While it remains to be seen what role Palmquist will have long-term, the Rockies are intent in letting him develop as a starter, wanting to see how his three-pitch mix plays coming from his low-slot, almost sidearm delivery. His fastball averaged around 90 mph as a starter in 2022 and topped out at 93, though he’s shown there’s a bit more velocity in shorter relief stints. It often plays better than average because of the funk and deception in his delivery. His sweeping slider is a tough look especially for left-handed hitters and he grew to rely on his low-80s changeup as a starter, showing a willingness to use it against hitters on both sides of the plate.

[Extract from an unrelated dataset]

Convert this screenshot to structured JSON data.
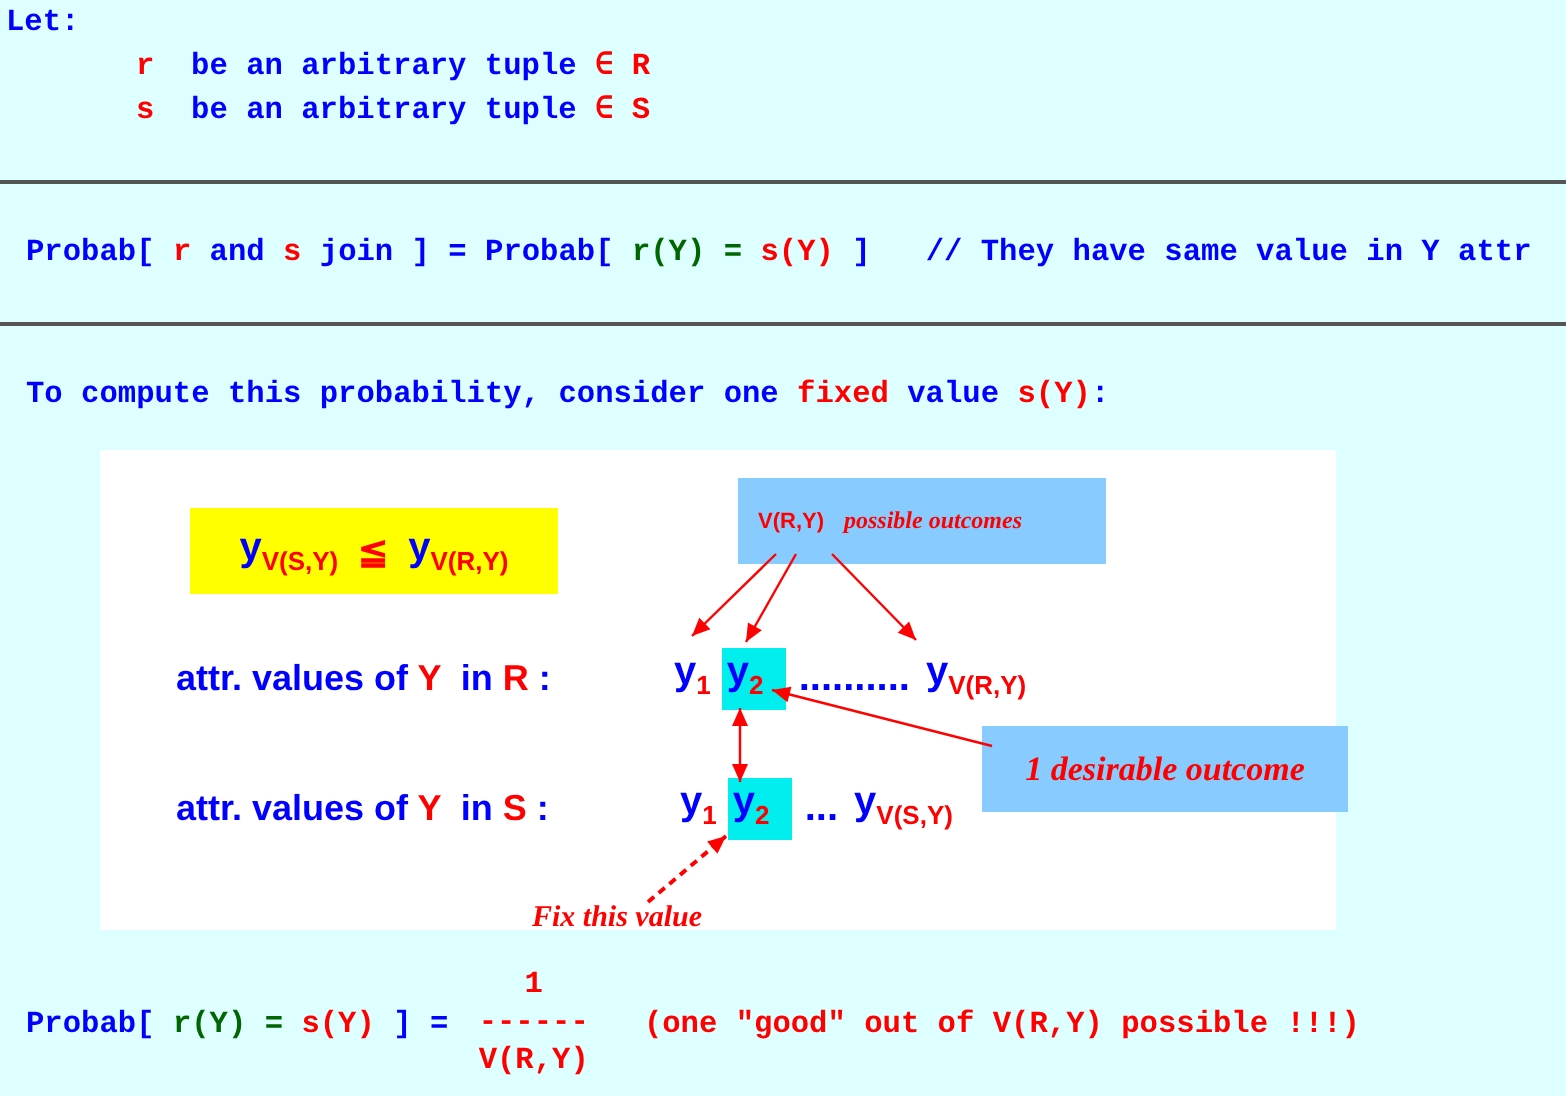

Palmquist impressed with his ability to command the baseball during instructs last fall, attacking both sides of the plate and even when he missed, he’d do so off the plate and not back over the middle of it. The Rockies will see if he sustains that in a starting role, knowing that they can always flip him back to the bullpen later if it doesn’t stick.

FanGraphs lists Palmquist 23rd in the system as a 40 FV player:

A sidearm lefty starter with a Clay Rapada-esque delivery, Palmquist’s repertoire depth should enable him to be more than just a lefty specialist. He is capable of missing bats with all three pitches, though his ability to do so in-zone is limited to his fastball. Palmquist struggles to command his fastball to his glove side, which makes it tough to set up his slider. Still, his level of funk, as well as his mechanical looseness, athleticism and repertoire depth look like they could work through a lineup in a multi-inning relief role, one that leans more on his secondaries than Palmquist did in college.

Law ranked Palmquist 20th in the org before the season:

Palmquist moved to the rotation last spring for the University of Miami (FL), but he’s a true reliever, with a low slot and sweepy slider that you don’t see in big-league rotations. He worked mostly with his fastball as a starter, relying on deception rather than big velocity, and the low slot means he works mostly to the arm side against righties, a formula that won’t work if he’s facing pro hitters two or three times a game.

McDaniel graded Palmquist as a 35+ player pre-season:

Palmquist is a near-sidearm lefty from Miami who has a chance to be a starter. His fastball plays well despite parking in the low-90s, his slider is tough on lefties and his changeup is usable — but overall execution is still a question.

When’s he going to get to the Rockies and how good will he be once he’s there?

The Rockies will give Palmquist a chance to start and they see him in that role as a professional, but if that doesn’t work out, the left-hander has already proven he can thrive as a reliever. So far though this year in High-A, starting has worked out for the lefty, to a degree where he clearly belongs on this list as a 40 FV player (I ranked him 23rd). If he can maintain this level of success (and the elevated K/9 rate) in a Double-A rotation next year, he could enter the system’s top ten.

★ ★ ★

Tomorrow we’ll enter the top half of the mid-season 2023 PuRPs list!